The main reason for this is that the cities can’t absorbe the massive demand of population they have. “There is no more space in the city”, says the organizer Abascal. She gives two reasons why cities are saturated. “It usually is people who migrate from rural areas believing in the city they will find a job. However, another reason are conflicts such as the Boko Haram one, which force people to flee rural areas and come to the city, where they feel more secure. All that sums up to the demographic bomb that is expected in the African continent”.

This settlements grow rapidly and they are built near the working places of those who occupy them. These people usually go walking to work, so these areas are located near industries or rich neighborhoods for which people living in slums work for.

Quantiative and interdisciplinary event

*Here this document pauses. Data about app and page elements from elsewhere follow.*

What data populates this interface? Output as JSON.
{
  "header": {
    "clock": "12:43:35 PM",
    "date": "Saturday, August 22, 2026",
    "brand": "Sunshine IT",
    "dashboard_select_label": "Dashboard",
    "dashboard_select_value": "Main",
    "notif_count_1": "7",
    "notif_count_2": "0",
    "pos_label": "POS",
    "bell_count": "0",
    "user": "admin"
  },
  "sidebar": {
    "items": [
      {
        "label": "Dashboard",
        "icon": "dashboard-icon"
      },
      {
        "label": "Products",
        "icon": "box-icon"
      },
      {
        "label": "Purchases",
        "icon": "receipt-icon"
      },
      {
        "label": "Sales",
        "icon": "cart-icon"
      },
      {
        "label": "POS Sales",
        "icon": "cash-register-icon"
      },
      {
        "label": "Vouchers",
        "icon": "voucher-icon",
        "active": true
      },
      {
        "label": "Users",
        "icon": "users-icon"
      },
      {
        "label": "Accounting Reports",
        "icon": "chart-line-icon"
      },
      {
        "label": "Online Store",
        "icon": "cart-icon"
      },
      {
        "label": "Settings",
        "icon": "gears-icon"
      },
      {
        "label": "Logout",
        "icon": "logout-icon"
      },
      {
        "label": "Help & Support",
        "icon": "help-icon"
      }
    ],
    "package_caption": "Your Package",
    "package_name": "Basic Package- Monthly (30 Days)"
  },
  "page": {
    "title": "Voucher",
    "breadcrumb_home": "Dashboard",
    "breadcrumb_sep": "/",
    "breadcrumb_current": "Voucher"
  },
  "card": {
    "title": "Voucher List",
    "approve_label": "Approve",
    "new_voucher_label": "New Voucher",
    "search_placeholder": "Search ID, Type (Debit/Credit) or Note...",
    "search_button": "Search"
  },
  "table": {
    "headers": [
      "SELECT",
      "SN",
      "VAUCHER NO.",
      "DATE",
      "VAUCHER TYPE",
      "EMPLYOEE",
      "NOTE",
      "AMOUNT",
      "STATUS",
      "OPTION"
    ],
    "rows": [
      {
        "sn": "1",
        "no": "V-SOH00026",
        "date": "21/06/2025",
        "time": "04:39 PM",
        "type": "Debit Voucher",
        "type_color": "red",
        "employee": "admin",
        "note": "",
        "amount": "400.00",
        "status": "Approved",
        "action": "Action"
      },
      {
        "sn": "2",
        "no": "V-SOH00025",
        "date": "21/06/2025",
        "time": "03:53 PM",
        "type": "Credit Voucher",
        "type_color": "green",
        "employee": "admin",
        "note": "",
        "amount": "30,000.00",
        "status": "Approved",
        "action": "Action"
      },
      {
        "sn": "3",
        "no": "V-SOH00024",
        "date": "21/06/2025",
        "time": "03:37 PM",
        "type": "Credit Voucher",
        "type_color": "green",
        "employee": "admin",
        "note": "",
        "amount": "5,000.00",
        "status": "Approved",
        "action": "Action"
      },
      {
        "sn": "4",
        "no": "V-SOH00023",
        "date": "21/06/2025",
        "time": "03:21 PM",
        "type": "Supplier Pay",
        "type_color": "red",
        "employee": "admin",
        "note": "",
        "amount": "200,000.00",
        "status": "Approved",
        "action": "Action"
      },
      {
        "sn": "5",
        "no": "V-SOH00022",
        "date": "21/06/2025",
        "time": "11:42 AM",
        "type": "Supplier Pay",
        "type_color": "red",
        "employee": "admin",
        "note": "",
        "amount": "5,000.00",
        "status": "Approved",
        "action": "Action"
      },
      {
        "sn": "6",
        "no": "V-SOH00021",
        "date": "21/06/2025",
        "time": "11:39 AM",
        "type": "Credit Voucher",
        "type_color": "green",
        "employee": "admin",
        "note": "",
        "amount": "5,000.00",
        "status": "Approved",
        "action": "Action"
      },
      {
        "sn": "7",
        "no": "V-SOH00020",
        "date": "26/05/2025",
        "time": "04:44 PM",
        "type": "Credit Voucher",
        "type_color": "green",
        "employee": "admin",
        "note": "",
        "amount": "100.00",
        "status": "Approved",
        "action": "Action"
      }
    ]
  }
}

These are just some of the challenges which will be tackled at the workshop. The event pretends to analyze urban variables and offer quantitative solutions. Three experts from different disciplines will participate in the event. Reinhard König, professor of Computional Architecture at Bauhaus-University Weimar will be the first one. He works for the optimum design of cities, for which he uses programming tools which are mixed with law, mobility, density and endowment variables.

The second of the experts is Belén Gesto, director at the Instituto de Cooperación en Habitabilidad Básica (ICHaB). She did her thesis on decent housing and has developed a methodology named ‘guided occupancy’ which intends to prevent future urban settlements.

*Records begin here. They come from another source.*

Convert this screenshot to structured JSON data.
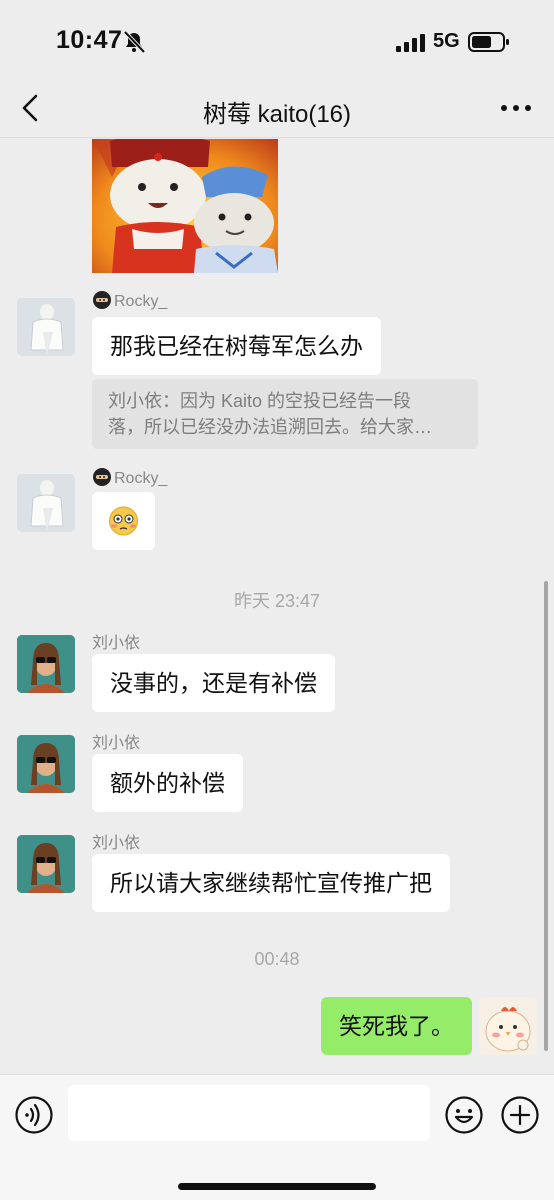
{
  "status_bar": {
    "time": "10:47",
    "network": "5G"
  },
  "nav": {
    "title": "树莓 kaito(16)"
  },
  "messages": [
    {
      "sender": "Rocky_",
      "text": "那我已经在树莓军怎么办"
    },
    {
      "quote_line1": "刘小依：因为 Kaito 的空投已经告一段",
      "quote_line2": "落，所以已经没办法追溯回去。给大家…"
    },
    {
      "sender": "Rocky_",
      "emoji": "flushed-face"
    },
    {
      "timestamp": "昨天 23:47"
    },
    {
      "sender": "刘小依",
      "text": "没事的，还是有补偿"
    },
    {
      "sender": "刘小依",
      "text": "额外的补偿"
    },
    {
      "sender": "刘小依",
      "text": "所以请大家继续帮忙宣传推广把"
    },
    {
      "timestamp": "00:48"
    },
    {
      "text": "笑死我了。"
    }
  ],
  "input": {
    "placeholder": ""
  },
  "colors": {
    "background": "#ededed",
    "bubble_in": "#ffffff",
    "bubble_out": "#95ec69",
    "quote_bg": "#e2e2e2"
  }
}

On last place will speak Primoz Kovacic, engineer and director of Spatial Collective. His work focuses on the problems at settlements in Nairobi, where he lives. He maps the informal settlements and does a census to include those people living in them, which are not counted in the municipal census.

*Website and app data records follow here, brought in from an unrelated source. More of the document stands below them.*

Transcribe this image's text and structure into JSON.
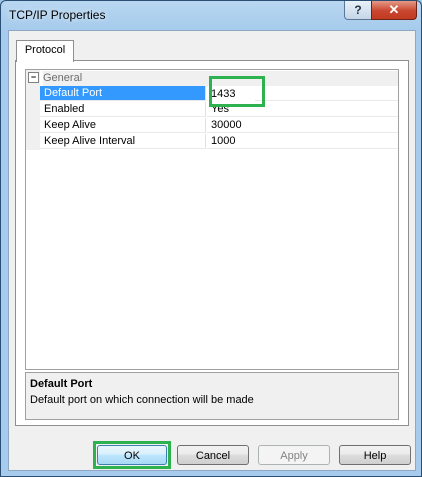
{
  "window": {
    "title": "TCP/IP Properties",
    "help_glyph": "?",
    "close_glyph": "✕"
  },
  "tabs": [
    {
      "label": "Protocol"
    }
  ],
  "grid": {
    "category": {
      "label": "General",
      "expander": "⊟"
    },
    "properties": [
      {
        "name": "Default Port",
        "value": "1433",
        "selected": true
      },
      {
        "name": "Enabled",
        "value": "Yes"
      },
      {
        "name": "Keep Alive",
        "value": "30000"
      },
      {
        "name": "Keep Alive Interval",
        "value": "1000"
      }
    ]
  },
  "description": {
    "title": "Default Port",
    "text": "Default port on which connection will be made"
  },
  "buttons": {
    "ok": "OK",
    "cancel": "Cancel",
    "apply": "Apply",
    "help": "Help"
  },
  "colors": {
    "highlight": "#2eb24f",
    "selection": "#3399ff",
    "title_bar": "#a6cbec",
    "close_button": "#c9462e"
  }
}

The event organizer says it is designed for any type of people interested in the futuro of cities. “Cities join the interests of diverse people: sociologists, economists, urbanists, geographers, doctors, journalists, etc”.  The objective is to measure the problems to find solutions. “This congress has a quantitative focus, with the objective of measuring urban variables to contribute to real solutions”, stresses Abascal.